Directions
Copy out all the lines in the records that include the word "letter".

Data to examine
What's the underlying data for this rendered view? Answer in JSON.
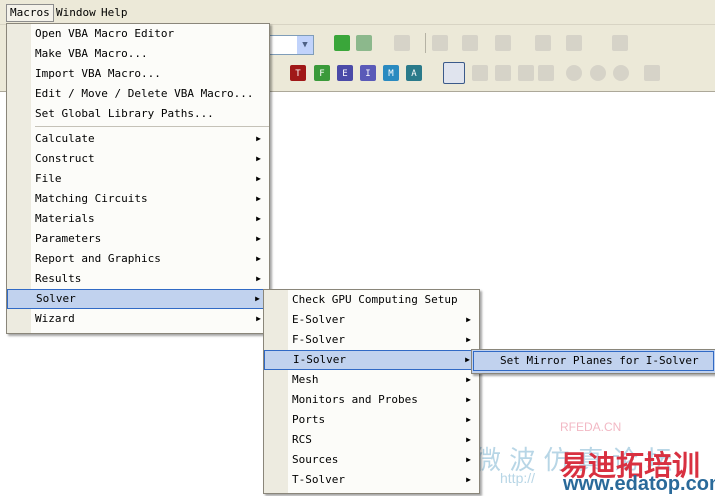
{
  "menubar": {
    "items": [
      {
        "label": "Macros",
        "mn": "a"
      },
      {
        "label": "Window",
        "mn": "d"
      },
      {
        "label": "Help",
        "mn": "H"
      }
    ]
  },
  "macros_menu": {
    "group1": [
      "Open VBA Macro Editor",
      "Make VBA Macro...",
      "Import VBA Macro...",
      "Edit / Move / Delete VBA Macro...",
      "Set Global Library Paths..."
    ],
    "group2": [
      "Calculate",
      "Construct",
      "File",
      "Matching Circuits",
      "Materials",
      "Parameters",
      "Report and Graphics",
      "Results",
      "Solver",
      "Wizard"
    ],
    "selected": "Solver"
  },
  "solver_menu": {
    "items": [
      "Check GPU Computing Setup",
      "E-Solver",
      "F-Solver",
      "I-Solver",
      "Mesh",
      "Monitors and Probes",
      "Ports",
      "RCS",
      "Sources",
      "T-Solver"
    ],
    "selected": "I-Solver"
  },
  "isolver_menu": {
    "items": [
      "Set Mirror Planes for I-Solver"
    ]
  },
  "toolbar": {
    "solver_buttons": [
      {
        "letter": "T",
        "color": "#a01818"
      },
      {
        "letter": "F",
        "color": "#3a9a3a"
      },
      {
        "letter": "E",
        "color": "#4a4aa8"
      },
      {
        "letter": "I",
        "color": "#5a5ab8"
      },
      {
        "letter": "M",
        "color": "#2a8ac0"
      },
      {
        "letter": "A",
        "color": "#2a7a8a"
      }
    ]
  },
  "watermark": {
    "line1": "RFEDA.CN",
    "line2": "易迪拓培训",
    "line3": "www.edatop.com",
    "line4": "http://",
    "line5": "微 波 仿 真 论 坛"
  }
}
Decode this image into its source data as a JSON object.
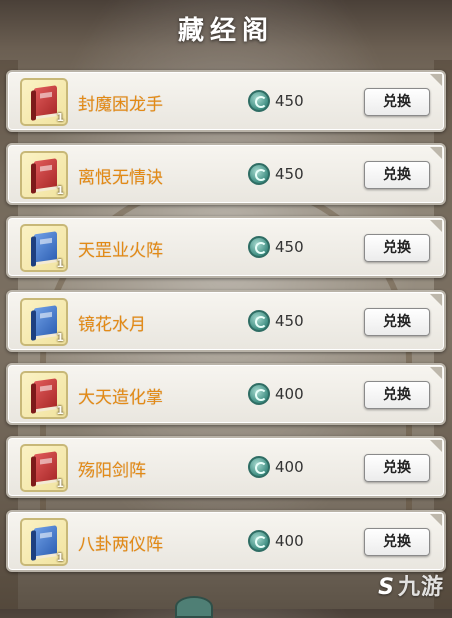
{
  "title": "藏经阁",
  "colors": {
    "item_name": "#e38a16",
    "currency": "#3f8e82"
  },
  "currency_icon": "jade-coin-icon",
  "items": [
    {
      "name": "封魔困龙手",
      "price": "450",
      "qty": "1",
      "book_color": "red",
      "button": "兑换"
    },
    {
      "name": "离恨无情诀",
      "price": "450",
      "qty": "1",
      "book_color": "red",
      "button": "兑换"
    },
    {
      "name": "天罡业火阵",
      "price": "450",
      "qty": "1",
      "book_color": "blue",
      "button": "兑换"
    },
    {
      "name": "镜花水月",
      "price": "450",
      "qty": "1",
      "book_color": "blue",
      "button": "兑换"
    },
    {
      "name": "大天造化掌",
      "price": "400",
      "qty": "1",
      "book_color": "red",
      "button": "兑换"
    },
    {
      "name": "殇阳剑阵",
      "price": "400",
      "qty": "1",
      "book_color": "red",
      "button": "兑换"
    },
    {
      "name": "八卦两仪阵",
      "price": "400",
      "qty": "1",
      "book_color": "blue",
      "button": "兑换"
    }
  ],
  "watermark": {
    "symbol": "S",
    "text": "九游"
  }
}
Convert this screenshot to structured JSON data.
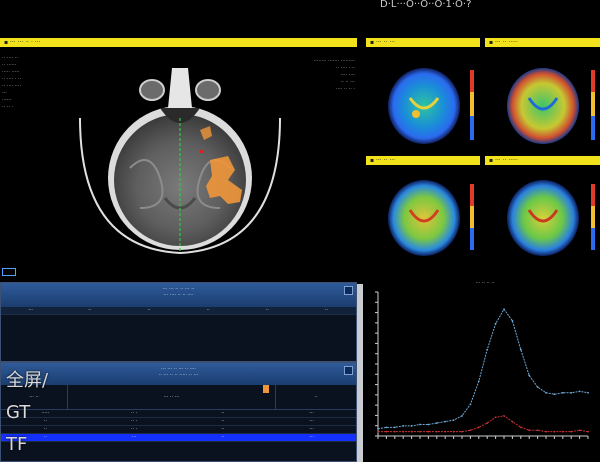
{
  "header": {
    "corner_text": "D·L···O··O··O·1·O·?"
  },
  "left_viewer": {
    "title": "▪ ··· ··· ·· · ···",
    "patient_info": [
      "·· ···· ··",
      "·· ······",
      "····· ·····",
      "·· ···· · ··",
      "·· ···· ····",
      "···",
      "······",
      "·· ·· ·"
    ],
    "right_info": [
      "········ ······· ·········",
      "·· ···· · ··",
      "···· ····",
      "·· ·· ···",
      "···· ·· ·· ·"
    ]
  },
  "perfusion_maps": [
    {
      "title": "▪ ··· ·· ···"
    },
    {
      "title": "▪ ··· ·· ·····"
    },
    {
      "title": "▪ ··· ·· ···"
    },
    {
      "title": "▪ ··· ·· ·····"
    }
  ],
  "table1": {
    "title": "··· ··· ·· ·· ··· ··",
    "subtitle": "··· ···· ·· ·· ····",
    "cols": [
      "···",
      "··",
      "··",
      "··",
      "··",
      "··"
    ]
  },
  "table2": {
    "title": "··· ··· ·· ··· ·· ····",
    "subtitle": "·· ··· ·· ·· ····· ·· ···",
    "left_header": "··· ··",
    "mid_header": "··· ·· ···",
    "right_header": "··",
    "rows": [
      [
        "·····",
        "·· ·",
        "··",
        "···"
      ],
      [
        "··",
        "·· ·",
        "··",
        "···"
      ],
      [
        "··",
        "·· ·",
        "··",
        "···"
      ],
      [
        "··",
        "···",
        "··",
        "···"
      ]
    ]
  },
  "side_labels": {
    "fullscreen": "全屏/",
    "gt": "GT",
    "tf": "TF"
  },
  "chart_data": {
    "type": "line",
    "title": "··· ·· ·· ··",
    "xlabel": "",
    "ylabel": "",
    "series": [
      {
        "color": "#6fa8d6",
        "values": [
          5,
          6,
          6,
          7,
          7,
          8,
          8,
          9,
          10,
          11,
          14,
          22,
          38,
          60,
          78,
          88,
          80,
          60,
          42,
          34,
          30,
          29,
          30,
          30,
          31,
          30
        ]
      },
      {
        "color": "#c83232",
        "values": [
          3,
          3,
          3,
          3,
          3,
          3,
          3,
          3,
          3,
          3,
          3,
          4,
          6,
          9,
          13,
          14,
          10,
          6,
          4,
          4,
          3,
          3,
          3,
          3,
          4,
          3
        ]
      }
    ],
    "ylim": [
      0,
      100
    ]
  }
}
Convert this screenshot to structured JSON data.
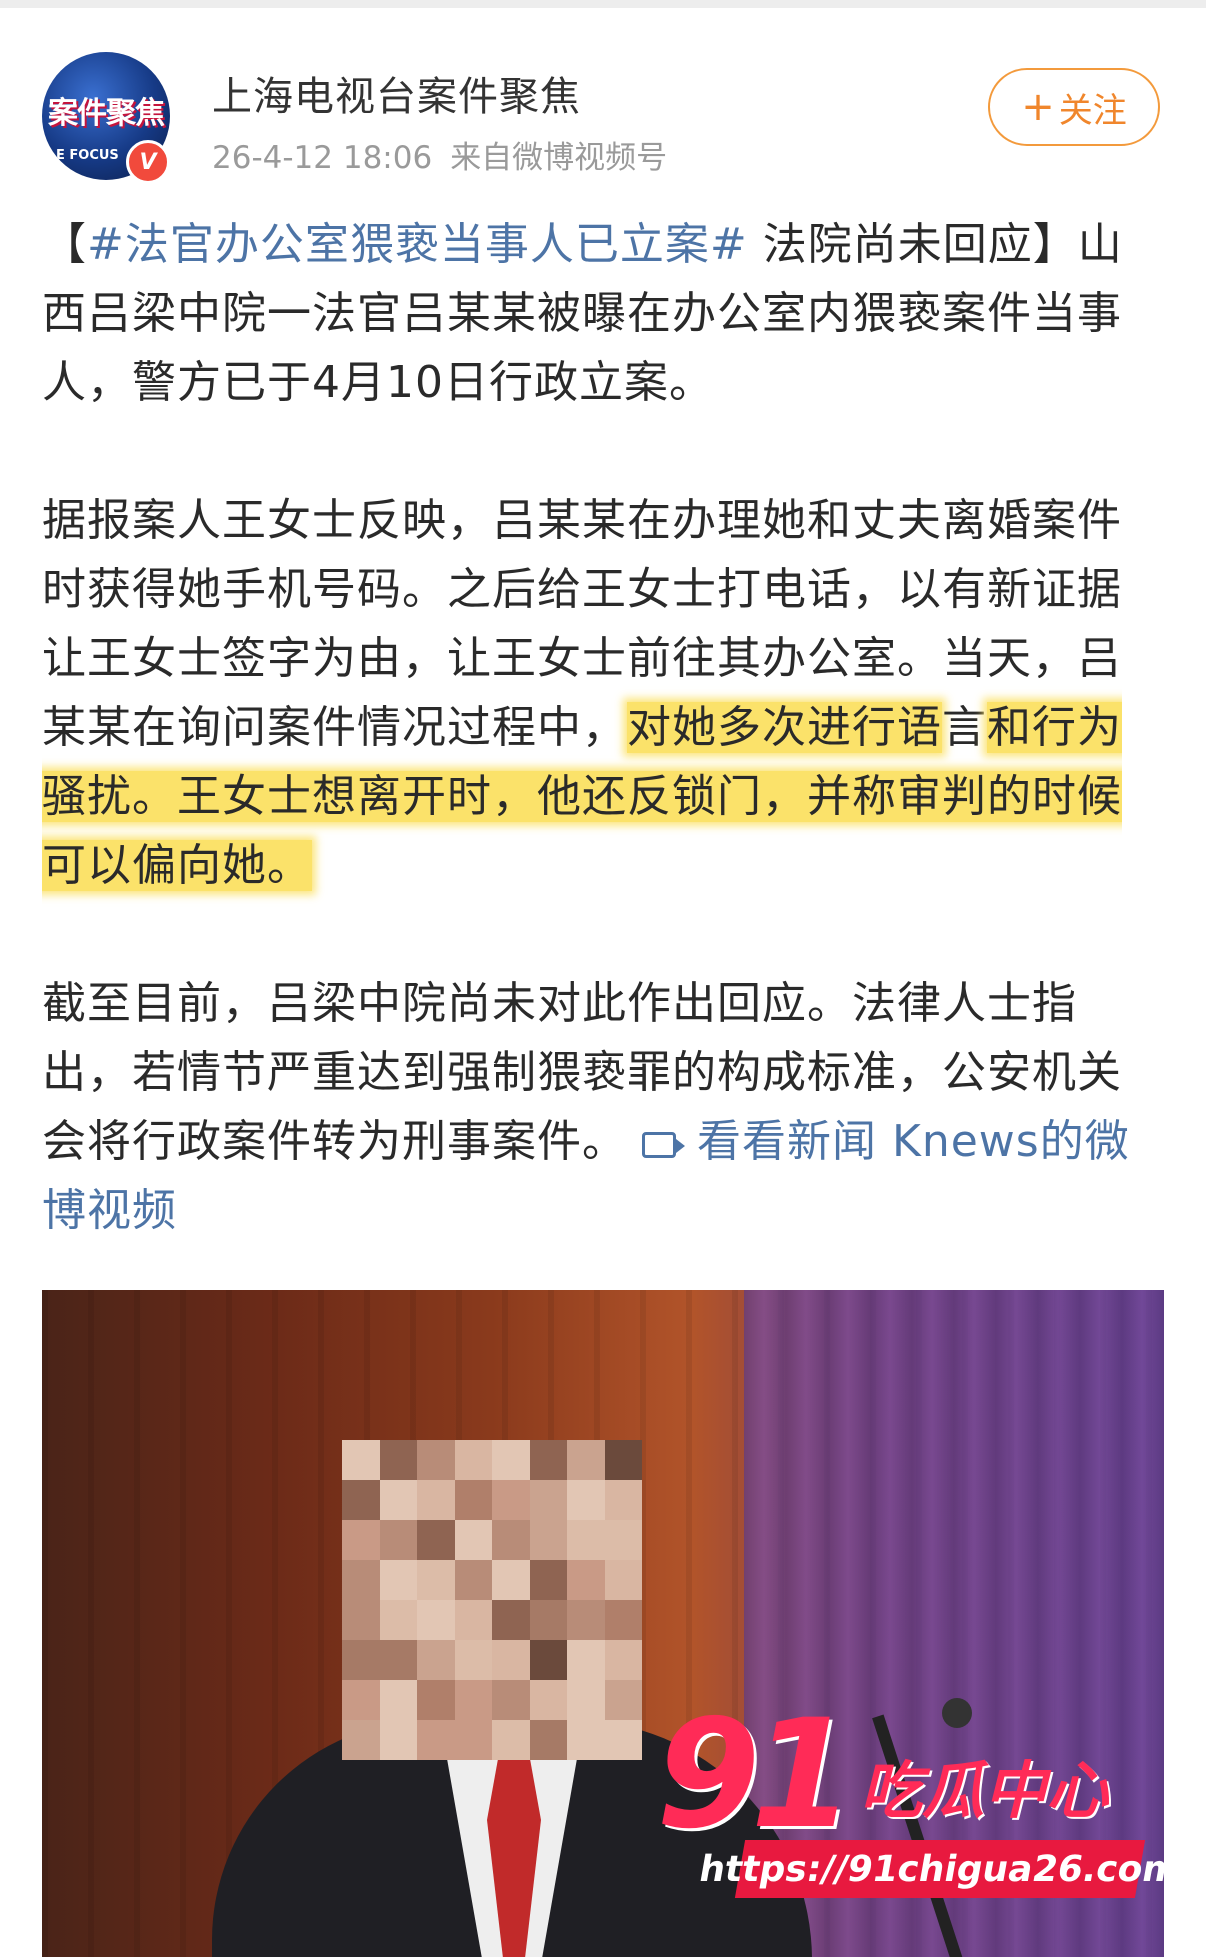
{
  "header": {
    "avatar_text": "案件聚焦",
    "avatar_subtext": "E FOCUS",
    "verified_mark": "V",
    "account_name": "上海电视台案件聚焦",
    "timestamp": "26-4-12 18:06",
    "source": "来自微博视频号",
    "follow_label": "关注"
  },
  "post": {
    "bracket_open": "【",
    "hashtag": "#法官办公室猥亵当事人已立案#",
    "p1_after_hashtag": " 法院尚未回应】山西吕梁中院一法官吕某某被曝在办公室内猥亵案件当事人，警方已于4月10日行政立案。",
    "p2_before_highlight": "据报案人王女士反映，吕某某在办理她和丈夫离婚案件时获得她手机号码。之后给王女士打电话，以有新证据让王女士签字为由，让王女士前往其办公室。当天，吕某某在询问案件情况过程中，",
    "p2_highlight_a": "对她多次进行语",
    "p2_plain_char": "言",
    "p2_highlight_b": "和行为骚扰。王女士想离开时，他还反锁门，并称审判的时候可以偏向她。",
    "p3_text": "截至目前，吕梁中院尚未对此作出回应。法律人士指出，若情节严重达到强制猥亵罪的构成标准，公安机关会将行政案件转为刑事案件。 ",
    "video_link": "看看新闻 Knews的微博视频"
  },
  "watermark": {
    "number": "91",
    "name": "吃瓜中心",
    "url": "https://91chigua26.com"
  },
  "colors": {
    "link": "#4d74a6",
    "follow": "#f0862c",
    "highlight": "#fbe26a",
    "watermark": "#ff2b57"
  },
  "icons": [
    "verified-icon",
    "plus-icon",
    "video-link-icon"
  ]
}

Completed task
        "letter": "T",
        "letter": "F",
        "letter": "E",
        "letter": "I",
        "letter": "M",
        "letter": "A",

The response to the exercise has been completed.